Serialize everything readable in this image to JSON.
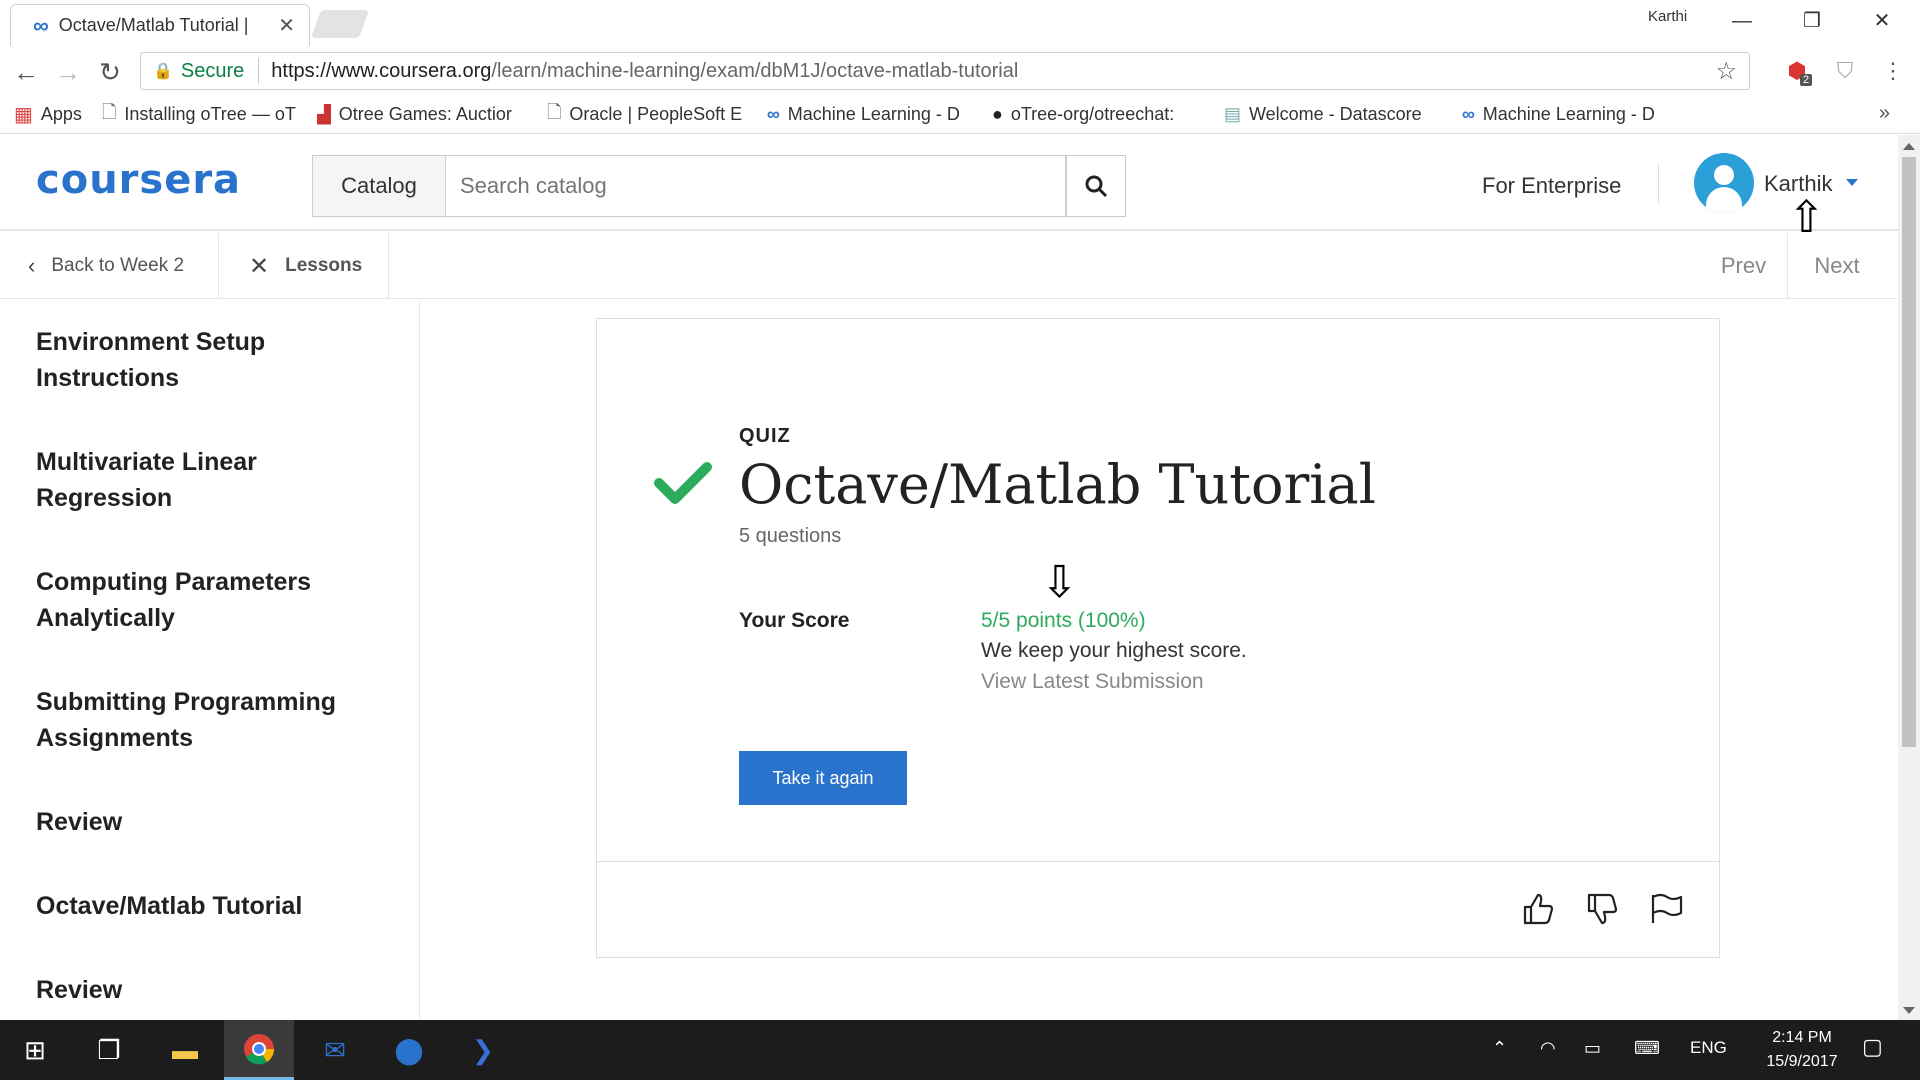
{
  "browser": {
    "tab_title": "Octave/Matlab Tutorial |",
    "tab_favicon": "infinity-icon",
    "profile_name": "Karthi",
    "secure_label": "Secure",
    "url_host": "https://www.coursera.org",
    "url_path": "/learn/machine-learning/exam/dbM1J/octave-matlab-tutorial",
    "extension_badge": "2"
  },
  "bookmarks": [
    {
      "label": "Apps",
      "icon": "apps-grid-icon"
    },
    {
      "label": "Installing oTree — oT",
      "icon": "page-icon"
    },
    {
      "label": "Otree Games: Auctior",
      "icon": "chart-icon"
    },
    {
      "label": "Oracle | PeopleSoft E",
      "icon": "page-icon"
    },
    {
      "label": "Machine Learning - D",
      "icon": "coursera-icon"
    },
    {
      "label": "oTree-org/otreechat:",
      "icon": "github-icon"
    },
    {
      "label": "Welcome - Datascore",
      "icon": "doc-icon"
    },
    {
      "label": "Machine Learning - D",
      "icon": "coursera-icon"
    }
  ],
  "header": {
    "logo": "coursera",
    "catalog_label": "Catalog",
    "search_placeholder": "Search catalog",
    "enterprise_label": "For Enterprise",
    "user_name": "Karthik"
  },
  "subnav": {
    "back_label": "Back to Week 2",
    "lessons_label": "Lessons",
    "prev_label": "Prev",
    "next_label": "Next"
  },
  "sidebar": {
    "items": [
      {
        "label": "Environment Setup Instructions"
      },
      {
        "label": "Multivariate Linear Regression"
      },
      {
        "label": "Computing Parameters Analytically"
      },
      {
        "label": "Submitting Programming Assignments"
      },
      {
        "label": "Review"
      },
      {
        "label": "Octave/Matlab Tutorial"
      },
      {
        "label": "Review"
      }
    ]
  },
  "quiz": {
    "type_label": "QUIZ",
    "title": "Octave/Matlab Tutorial",
    "question_count": "5 questions",
    "score_label": "Your Score",
    "score_value": "5/5 points (100%)",
    "score_note": "We keep your highest score.",
    "view_latest": "View Latest Submission",
    "retake_label": "Take it again"
  },
  "taskbar": {
    "language": "ENG",
    "time": "2:14 PM",
    "date": "15/9/2017"
  },
  "colors": {
    "brand_blue": "#2a73cc",
    "success_green": "#2eaa5c"
  }
}
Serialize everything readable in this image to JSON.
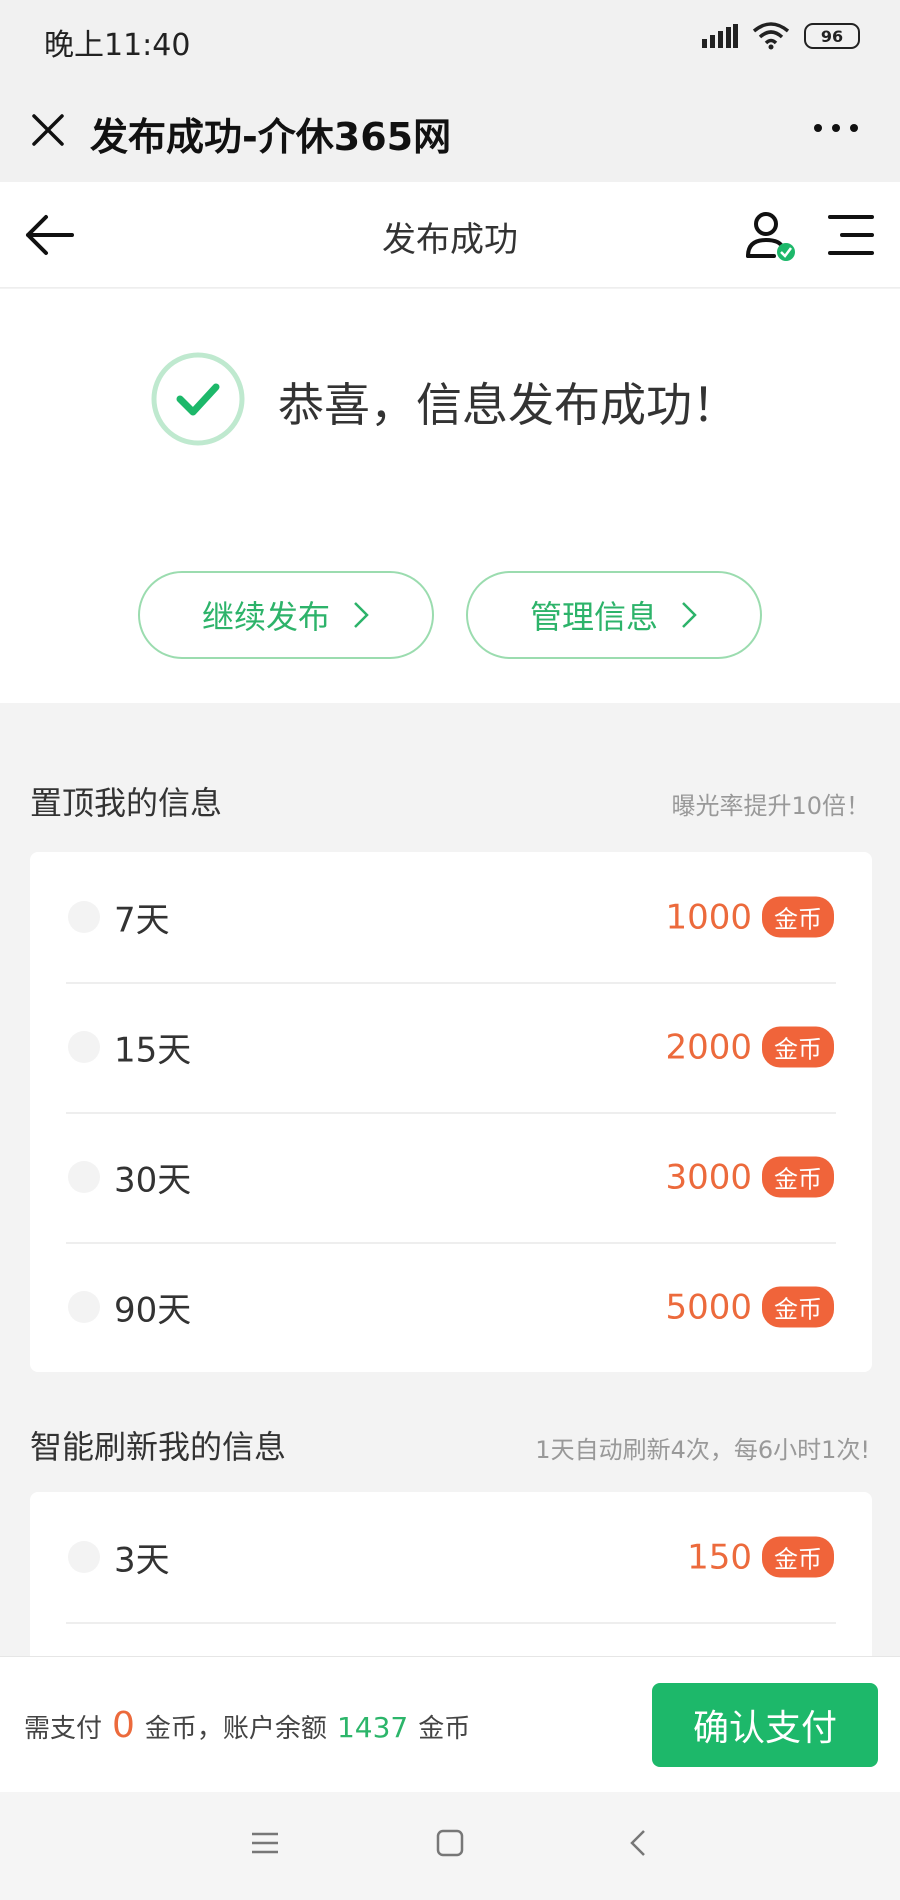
{
  "status_bar": {
    "time": "晚上11:40",
    "battery": "96"
  },
  "wechat_header": {
    "title": "发布成功-介休365网"
  },
  "nav": {
    "title": "发布成功"
  },
  "success": {
    "message": "恭喜，信息发布成功！",
    "continue_label": "继续发布",
    "manage_label": "管理信息"
  },
  "top_section": {
    "title": "置顶我的信息",
    "hint": "曝光率提升10倍！",
    "options": [
      {
        "label": "7天",
        "price": "1000",
        "unit": "金币"
      },
      {
        "label": "15天",
        "price": "2000",
        "unit": "金币"
      },
      {
        "label": "30天",
        "price": "3000",
        "unit": "金币"
      },
      {
        "label": "90天",
        "price": "5000",
        "unit": "金币"
      }
    ]
  },
  "refresh_section": {
    "title": "智能刷新我的信息",
    "hint": "1天自动刷新4次，每6小时1次!",
    "options": [
      {
        "label": "3天",
        "price": "150",
        "unit": "金币"
      }
    ]
  },
  "pay_bar": {
    "need_pay_label": "需支付",
    "amount": "0",
    "coin_label": "金币，账户余额",
    "balance": "1437",
    "coin_unit": "金币",
    "confirm_label": "确认支付"
  },
  "colors": {
    "accent_green": "#1db86a",
    "price_orange": "#ec6a3c"
  },
  "icons": [
    "close-icon",
    "more-icon",
    "back-arrow-icon",
    "user-verified-icon",
    "menu-icon",
    "check-circle-icon",
    "chevron-right-icon",
    "signal-icon",
    "wifi-icon"
  ]
}
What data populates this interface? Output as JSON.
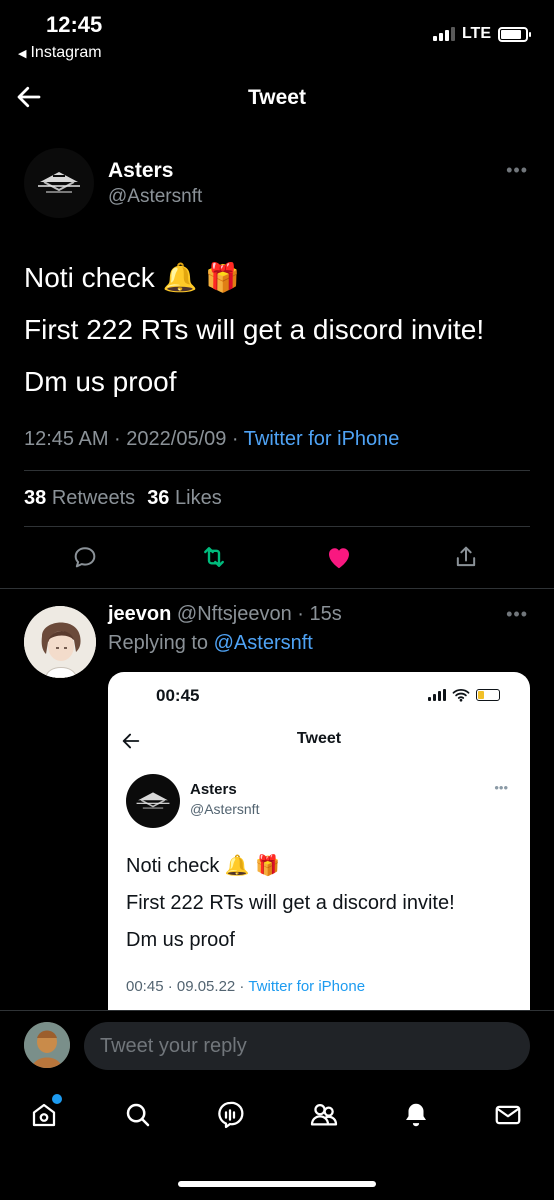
{
  "status_bar": {
    "time": "12:45",
    "back_app": "Instagram",
    "network": "LTE"
  },
  "header": {
    "title": "Tweet"
  },
  "tweet": {
    "author_name": "Asters",
    "author_handle": "@Astersnft",
    "text_lines": [
      "Noti check 🔔 🎁",
      "First 222 RTs will get a discord invite!",
      "Dm us proof"
    ],
    "timestamp": "12:45 AM · 2022/05/09 · ",
    "source": "Twitter for iPhone",
    "retweets_count": "38",
    "retweets_label": "Retweets",
    "likes_count": "36",
    "likes_label": "Likes",
    "liked": true
  },
  "reply": {
    "author_name": "jeevon",
    "author_meta": "@Nftsjeevon · 15s",
    "replying_to_label": "Replying to ",
    "replying_to_handle": "@Astersnft",
    "embedded_screenshot": {
      "time": "00:45",
      "title": "Tweet",
      "author_name": "Asters",
      "author_handle": "@Astersnft",
      "text_lines": [
        "Noti check 🔔 🎁",
        "First 222 RTs will get a discord invite!",
        "Dm us proof"
      ],
      "timestamp": "00:45 · 09.05.22 · ",
      "source": "Twitter for iPhone"
    }
  },
  "composer": {
    "placeholder": "Tweet your reply"
  },
  "tabbar": {
    "items": [
      "home-icon",
      "search-icon",
      "spaces-icon",
      "communities-icon",
      "notifications-icon",
      "messages-icon"
    ],
    "home_has_dot": true
  },
  "colors": {
    "accent": "#1d9bf0",
    "like": "#f91880",
    "retweet": "#00ba7c",
    "background": "#000000"
  }
}
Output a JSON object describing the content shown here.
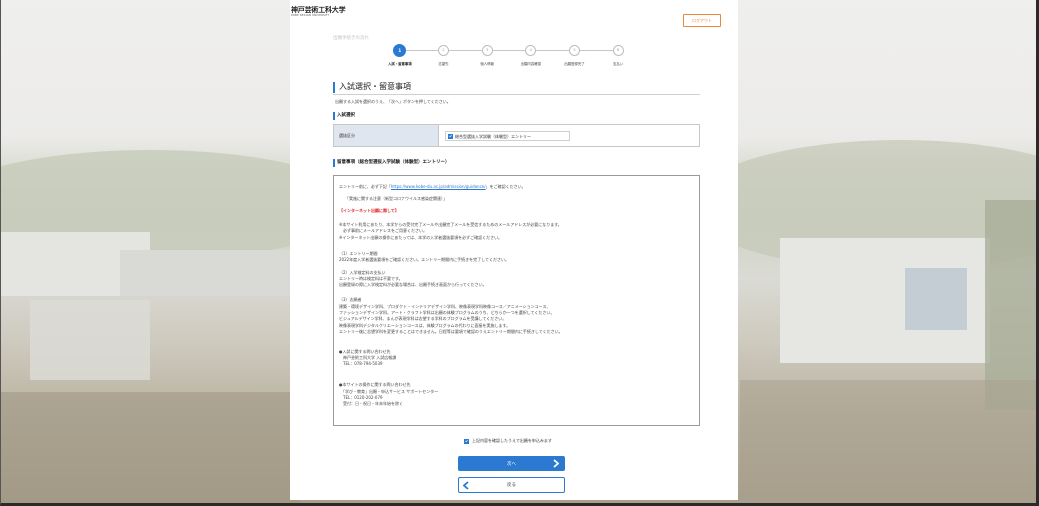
{
  "header": {
    "logo_jp": "神戸芸術工科大学",
    "logo_en": "KOBE DESIGN UNIVERSITY",
    "logout_label": "ログアウト"
  },
  "flow_label": "出願手続きの流れ",
  "current_step": 1,
  "steps": [
    {
      "number": "1",
      "label": "入試・留意事項"
    },
    {
      "number": "2",
      "label": "志望先"
    },
    {
      "number": "3",
      "label": "個人情報"
    },
    {
      "number": "4",
      "label": "出願内容確認"
    },
    {
      "number": "5",
      "label": "出願登録完了"
    },
    {
      "number": "6",
      "label": "支払い"
    }
  ],
  "page_title": "入試選択・留意事項",
  "page_instruction": "出願する入試を選択のうえ、「次へ」ボタンを押してください。",
  "exam_section": {
    "heading": "入試選択",
    "row_label": "選抜区分",
    "option_label": "総合型選抜入学試験（体験型）エントリー",
    "checked": true
  },
  "notes_section": {
    "heading": "留意事項（総合型選抜入学試験（体験型）エントリー）",
    "intro": {
      "before": "エントリー前に、必ず下記「",
      "link": "https://www.kobe-du.ac.jp/admission/guidance/",
      "after": "」をご確認ください。"
    },
    "lines": [
      "「実施に関する注意（新型コロナウイルス感染症関連）」",
      "【インターネット出願に際して】",
      "※本サイト利用にあたり、本学からの受付完了メールや出願完了メールを受信するためのメールアドレスが必要になります。",
      "　必ず事前にメールアドレスをご用意ください。",
      "※インターネット出願の操作にあたっては、本学の入学者選抜要項を必ずご確認ください。",
      "（1）エントリー期間",
      "2022年度入学者選抜要項をご確認ください。エントリー期間内に手続きを完了してください。",
      "（2）入学検定料の支払い",
      "エントリー時は検定料は不要です。",
      "出願登録の際に入学検定料が必要な場合は、出願手続き画面から行ってください。",
      "（3）志願者",
      "建築・環境デザイン学科、プロダクト・インテリアデザイン学科、映像表現学科映像コース／アニメーションコース、",
      "ファッションデザイン学科、アート・クラフト学科は出願の体験プログラムのうち、どちらか一つを選択してください。",
      "ビジュアルデザイン学科、まんが表現学科は志望する学科のプログラムを受講してください。",
      "映像表現学科デジタルクリエーションコースは、体験プログラムの代わりに面接を実施します。",
      "エントリー後に志望学科を変更することはできません。日程等は要項で確認のうえエントリー期間内に手続きしてください。",
      "●入試に関する問い合わせ先",
      "　神戸芸術工科大学 入試広報課",
      "　TEL：078-794-5039",
      "●本サイトの操作に関する問い合わせ先",
      "　「学び・教育」出願・申込サービス サポートセンター",
      "　TEL：0120-202-079",
      "　受付：日・祝日・年末年始を除く"
    ]
  },
  "confirm": {
    "label": "上記内容を確認したうえで出願を申込みます",
    "checked": true
  },
  "buttons": {
    "next": "次へ",
    "back": "戻る"
  },
  "icons": {
    "next": "chevron-right-icon",
    "back": "chevron-left-icon",
    "checkbox": "check-icon"
  },
  "colors": {
    "accent": "#2b79d0",
    "warning": "#e0262a",
    "logout": "#e8883a",
    "label_cell": "#dfe6ef"
  }
}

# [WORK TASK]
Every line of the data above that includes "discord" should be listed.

# [EXERCISE RESPONSE]
      "First 222 RTs will get a discord invite!",
        "First 222 RTs will get a discord invite!",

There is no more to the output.